INPUT DATA: Begin

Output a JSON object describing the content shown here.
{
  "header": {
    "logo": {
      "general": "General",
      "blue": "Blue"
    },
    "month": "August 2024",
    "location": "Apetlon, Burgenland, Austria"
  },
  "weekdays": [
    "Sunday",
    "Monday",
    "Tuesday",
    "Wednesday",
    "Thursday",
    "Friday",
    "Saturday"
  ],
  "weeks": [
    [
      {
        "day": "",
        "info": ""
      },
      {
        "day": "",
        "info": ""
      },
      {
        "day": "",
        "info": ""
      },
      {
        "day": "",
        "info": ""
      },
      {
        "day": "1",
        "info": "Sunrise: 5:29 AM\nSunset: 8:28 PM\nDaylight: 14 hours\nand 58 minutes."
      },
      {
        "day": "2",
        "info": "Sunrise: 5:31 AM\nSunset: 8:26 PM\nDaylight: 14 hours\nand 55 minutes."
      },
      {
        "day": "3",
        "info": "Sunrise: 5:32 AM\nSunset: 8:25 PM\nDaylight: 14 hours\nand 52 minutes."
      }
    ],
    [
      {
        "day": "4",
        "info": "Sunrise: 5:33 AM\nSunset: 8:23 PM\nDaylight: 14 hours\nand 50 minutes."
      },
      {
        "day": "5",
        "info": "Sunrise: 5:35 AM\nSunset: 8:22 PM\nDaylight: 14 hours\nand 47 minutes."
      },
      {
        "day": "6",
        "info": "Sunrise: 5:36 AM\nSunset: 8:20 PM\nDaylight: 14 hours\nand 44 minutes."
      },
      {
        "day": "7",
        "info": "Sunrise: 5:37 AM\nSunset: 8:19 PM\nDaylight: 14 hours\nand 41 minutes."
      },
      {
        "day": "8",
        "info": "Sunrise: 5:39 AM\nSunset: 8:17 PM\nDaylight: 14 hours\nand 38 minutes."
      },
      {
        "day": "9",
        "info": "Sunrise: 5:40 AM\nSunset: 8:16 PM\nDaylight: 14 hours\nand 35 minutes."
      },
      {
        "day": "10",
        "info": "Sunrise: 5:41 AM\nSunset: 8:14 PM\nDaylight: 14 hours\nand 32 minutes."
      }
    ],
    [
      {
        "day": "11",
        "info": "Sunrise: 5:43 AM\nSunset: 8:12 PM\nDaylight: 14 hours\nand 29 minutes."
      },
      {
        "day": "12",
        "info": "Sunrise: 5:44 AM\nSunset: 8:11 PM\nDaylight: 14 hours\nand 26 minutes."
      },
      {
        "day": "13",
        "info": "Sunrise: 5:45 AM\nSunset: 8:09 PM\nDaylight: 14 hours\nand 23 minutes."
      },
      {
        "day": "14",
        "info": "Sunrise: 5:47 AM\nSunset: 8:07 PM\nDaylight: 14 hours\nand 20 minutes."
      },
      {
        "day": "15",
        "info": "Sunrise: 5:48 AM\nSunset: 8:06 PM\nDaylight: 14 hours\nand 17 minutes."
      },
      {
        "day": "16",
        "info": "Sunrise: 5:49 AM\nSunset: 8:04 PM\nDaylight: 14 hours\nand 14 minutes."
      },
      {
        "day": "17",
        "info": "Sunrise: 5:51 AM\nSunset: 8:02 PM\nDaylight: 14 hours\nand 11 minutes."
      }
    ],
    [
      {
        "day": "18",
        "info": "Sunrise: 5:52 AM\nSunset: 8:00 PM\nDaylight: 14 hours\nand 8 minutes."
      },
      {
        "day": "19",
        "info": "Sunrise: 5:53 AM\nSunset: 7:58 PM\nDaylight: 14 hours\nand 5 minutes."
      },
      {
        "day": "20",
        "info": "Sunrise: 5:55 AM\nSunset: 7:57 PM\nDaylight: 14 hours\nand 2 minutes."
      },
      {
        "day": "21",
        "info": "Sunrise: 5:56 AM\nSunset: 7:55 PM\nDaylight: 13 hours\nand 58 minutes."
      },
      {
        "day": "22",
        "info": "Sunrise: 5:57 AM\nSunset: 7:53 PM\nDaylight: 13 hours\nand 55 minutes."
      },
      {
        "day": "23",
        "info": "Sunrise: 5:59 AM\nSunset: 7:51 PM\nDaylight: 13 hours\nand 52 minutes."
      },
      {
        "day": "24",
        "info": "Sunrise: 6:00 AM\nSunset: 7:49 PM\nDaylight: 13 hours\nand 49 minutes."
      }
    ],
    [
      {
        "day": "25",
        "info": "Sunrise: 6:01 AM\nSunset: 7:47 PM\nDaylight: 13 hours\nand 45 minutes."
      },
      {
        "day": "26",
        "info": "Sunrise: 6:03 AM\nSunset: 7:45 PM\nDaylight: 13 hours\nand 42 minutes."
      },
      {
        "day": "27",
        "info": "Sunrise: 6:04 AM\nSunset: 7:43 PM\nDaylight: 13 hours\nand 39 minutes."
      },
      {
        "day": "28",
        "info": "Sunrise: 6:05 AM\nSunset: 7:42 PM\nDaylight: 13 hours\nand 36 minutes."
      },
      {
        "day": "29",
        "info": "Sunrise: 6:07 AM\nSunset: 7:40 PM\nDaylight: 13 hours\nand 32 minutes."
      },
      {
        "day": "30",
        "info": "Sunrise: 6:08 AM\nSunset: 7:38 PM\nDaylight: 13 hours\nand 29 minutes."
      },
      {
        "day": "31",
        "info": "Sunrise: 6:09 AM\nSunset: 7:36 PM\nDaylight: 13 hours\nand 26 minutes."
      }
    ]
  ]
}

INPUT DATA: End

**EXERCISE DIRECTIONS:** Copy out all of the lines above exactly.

**SOLUTION:**
Output a JSON object describing the content shown here.
{
  "header": {
    "logo": {
      "general": "General",
      "blue": "Blue"
    },
    "month": "August 2024",
    "location": "Apetlon, Burgenland, Austria"
  },
  "weekdays": [
    "Sunday",
    "Monday",
    "Tuesday",
    "Wednesday",
    "Thursday",
    "Friday",
    "Saturday"
  ],
  "weeks": [
    [
      {
        "day": "",
        "info": ""
      },
      {
        "day": "",
        "info": ""
      },
      {
        "day": "",
        "info": ""
      },
      {
        "day": "",
        "info": ""
      },
      {
        "day": "1",
        "info": "Sunrise: 5:29 AM\nSunset: 8:28 PM\nDaylight: 14 hours\nand 58 minutes."
      },
      {
        "day": "2",
        "info": "Sunrise: 5:31 AM\nSunset: 8:26 PM\nDaylight: 14 hours\nand 55 minutes."
      },
      {
        "day": "3",
        "info": "Sunrise: 5:32 AM\nSunset: 8:25 PM\nDaylight: 14 hours\nand 52 minutes."
      }
    ],
    [
      {
        "day": "4",
        "info": "Sunrise: 5:33 AM\nSunset: 8:23 PM\nDaylight: 14 hours\nand 50 minutes."
      },
      {
        "day": "5",
        "info": "Sunrise: 5:35 AM\nSunset: 8:22 PM\nDaylight: 14 hours\nand 47 minutes."
      },
      {
        "day": "6",
        "info": "Sunrise: 5:36 AM\nSunset: 8:20 PM\nDaylight: 14 hours\nand 44 minutes."
      },
      {
        "day": "7",
        "info": "Sunrise: 5:37 AM\nSunset: 8:19 PM\nDaylight: 14 hours\nand 41 minutes."
      },
      {
        "day": "8",
        "info": "Sunrise: 5:39 AM\nSunset: 8:17 PM\nDaylight: 14 hours\nand 38 minutes."
      },
      {
        "day": "9",
        "info": "Sunrise: 5:40 AM\nSunset: 8:16 PM\nDaylight: 14 hours\nand 35 minutes."
      },
      {
        "day": "10",
        "info": "Sunrise: 5:41 AM\nSunset: 8:14 PM\nDaylight: 14 hours\nand 32 minutes."
      }
    ],
    [
      {
        "day": "11",
        "info": "Sunrise: 5:43 AM\nSunset: 8:12 PM\nDaylight: 14 hours\nand 29 minutes."
      },
      {
        "day": "12",
        "info": "Sunrise: 5:44 AM\nSunset: 8:11 PM\nDaylight: 14 hours\nand 26 minutes."
      },
      {
        "day": "13",
        "info": "Sunrise: 5:45 AM\nSunset: 8:09 PM\nDaylight: 14 hours\nand 23 minutes."
      },
      {
        "day": "14",
        "info": "Sunrise: 5:47 AM\nSunset: 8:07 PM\nDaylight: 14 hours\nand 20 minutes."
      },
      {
        "day": "15",
        "info": "Sunrise: 5:48 AM\nSunset: 8:06 PM\nDaylight: 14 hours\nand 17 minutes."
      },
      {
        "day": "16",
        "info": "Sunrise: 5:49 AM\nSunset: 8:04 PM\nDaylight: 14 hours\nand 14 minutes."
      },
      {
        "day": "17",
        "info": "Sunrise: 5:51 AM\nSunset: 8:02 PM\nDaylight: 14 hours\nand 11 minutes."
      }
    ],
    [
      {
        "day": "18",
        "info": "Sunrise: 5:52 AM\nSunset: 8:00 PM\nDaylight: 14 hours\nand 8 minutes."
      },
      {
        "day": "19",
        "info": "Sunrise: 5:53 AM\nSunset: 7:58 PM\nDaylight: 14 hours\nand 5 minutes."
      },
      {
        "day": "20",
        "info": "Sunrise: 5:55 AM\nSunset: 7:57 PM\nDaylight: 14 hours\nand 2 minutes."
      },
      {
        "day": "21",
        "info": "Sunrise: 5:56 AM\nSunset: 7:55 PM\nDaylight: 13 hours\nand 58 minutes."
      },
      {
        "day": "22",
        "info": "Sunrise: 5:57 AM\nSunset: 7:53 PM\nDaylight: 13 hours\nand 55 minutes."
      },
      {
        "day": "23",
        "info": "Sunrise: 5:59 AM\nSunset: 7:51 PM\nDaylight: 13 hours\nand 52 minutes."
      },
      {
        "day": "24",
        "info": "Sunrise: 6:00 AM\nSunset: 7:49 PM\nDaylight: 13 hours\nand 49 minutes."
      }
    ],
    [
      {
        "day": "25",
        "info": "Sunrise: 6:01 AM\nSunset: 7:47 PM\nDaylight: 13 hours\nand 45 minutes."
      },
      {
        "day": "26",
        "info": "Sunrise: 6:03 AM\nSunset: 7:45 PM\nDaylight: 13 hours\nand 42 minutes."
      },
      {
        "day": "27",
        "info": "Sunrise: 6:04 AM\nSunset: 7:43 PM\nDaylight: 13 hours\nand 39 minutes."
      },
      {
        "day": "28",
        "info": "Sunrise: 6:05 AM\nSunset: 7:42 PM\nDaylight: 13 hours\nand 36 minutes."
      },
      {
        "day": "29",
        "info": "Sunrise: 6:07 AM\nSunset: 7:40 PM\nDaylight: 13 hours\nand 32 minutes."
      },
      {
        "day": "30",
        "info": "Sunrise: 6:08 AM\nSunset: 7:38 PM\nDaylight: 13 hours\nand 29 minutes."
      },
      {
        "day": "31",
        "info": "Sunrise: 6:09 AM\nSunset: 7:36 PM\nDaylight: 13 hours\nand 26 minutes."
      }
    ]
  ]
}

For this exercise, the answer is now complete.